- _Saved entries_
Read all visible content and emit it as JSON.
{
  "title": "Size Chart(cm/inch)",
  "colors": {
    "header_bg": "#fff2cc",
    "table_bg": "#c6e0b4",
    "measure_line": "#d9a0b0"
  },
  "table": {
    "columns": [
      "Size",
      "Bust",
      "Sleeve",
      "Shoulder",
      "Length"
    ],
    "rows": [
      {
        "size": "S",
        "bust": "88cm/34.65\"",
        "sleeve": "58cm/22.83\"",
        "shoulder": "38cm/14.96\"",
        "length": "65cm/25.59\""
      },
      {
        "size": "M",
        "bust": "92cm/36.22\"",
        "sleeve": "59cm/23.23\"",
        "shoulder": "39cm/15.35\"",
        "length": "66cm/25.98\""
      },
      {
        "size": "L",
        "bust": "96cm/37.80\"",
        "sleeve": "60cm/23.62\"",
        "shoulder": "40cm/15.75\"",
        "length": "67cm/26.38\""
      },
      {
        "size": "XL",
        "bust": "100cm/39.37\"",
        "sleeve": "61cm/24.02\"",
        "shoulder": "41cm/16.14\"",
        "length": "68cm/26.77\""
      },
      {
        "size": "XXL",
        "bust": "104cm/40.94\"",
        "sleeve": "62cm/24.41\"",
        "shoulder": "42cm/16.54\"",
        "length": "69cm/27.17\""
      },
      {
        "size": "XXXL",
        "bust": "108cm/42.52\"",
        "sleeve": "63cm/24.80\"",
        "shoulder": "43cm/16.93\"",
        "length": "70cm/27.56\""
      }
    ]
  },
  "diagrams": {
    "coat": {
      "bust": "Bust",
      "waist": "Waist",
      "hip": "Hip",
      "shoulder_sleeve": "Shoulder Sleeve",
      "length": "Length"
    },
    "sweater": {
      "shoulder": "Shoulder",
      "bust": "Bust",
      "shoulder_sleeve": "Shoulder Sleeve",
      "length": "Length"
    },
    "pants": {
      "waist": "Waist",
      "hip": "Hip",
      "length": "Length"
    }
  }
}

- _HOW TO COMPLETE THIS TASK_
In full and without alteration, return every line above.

- _TASK SOLUTION_
Read all visible content and emit it as JSON.
{
  "title": "Size Chart(cm/inch)",
  "colors": {
    "header_bg": "#fff2cc",
    "table_bg": "#c6e0b4",
    "measure_line": "#d9a0b0"
  },
  "table": {
    "columns": [
      "Size",
      "Bust",
      "Sleeve",
      "Shoulder",
      "Length"
    ],
    "rows": [
      {
        "size": "S",
        "bust": "88cm/34.65\"",
        "sleeve": "58cm/22.83\"",
        "shoulder": "38cm/14.96\"",
        "length": "65cm/25.59\""
      },
      {
        "size": "M",
        "bust": "92cm/36.22\"",
        "sleeve": "59cm/23.23\"",
        "shoulder": "39cm/15.35\"",
        "length": "66cm/25.98\""
      },
      {
        "size": "L",
        "bust": "96cm/37.80\"",
        "sleeve": "60cm/23.62\"",
        "shoulder": "40cm/15.75\"",
        "length": "67cm/26.38\""
      },
      {
        "size": "XL",
        "bust": "100cm/39.37\"",
        "sleeve": "61cm/24.02\"",
        "shoulder": "41cm/16.14\"",
        "length": "68cm/26.77\""
      },
      {
        "size": "XXL",
        "bust": "104cm/40.94\"",
        "sleeve": "62cm/24.41\"",
        "shoulder": "42cm/16.54\"",
        "length": "69cm/27.17\""
      },
      {
        "size": "XXXL",
        "bust": "108cm/42.52\"",
        "sleeve": "63cm/24.80\"",
        "shoulder": "43cm/16.93\"",
        "length": "70cm/27.56\""
      }
    ]
  },
  "diagrams": {
    "coat": {
      "bust": "Bust",
      "waist": "Waist",
      "hip": "Hip",
      "shoulder_sleeve": "Shoulder Sleeve",
      "length": "Length"
    },
    "sweater": {
      "shoulder": "Shoulder",
      "bust": "Bust",
      "shoulder_sleeve": "Shoulder Sleeve",
      "length": "Length"
    },
    "pants": {
      "waist": "Waist",
      "hip": "Hip",
      "length": "Length"
    }
  }
}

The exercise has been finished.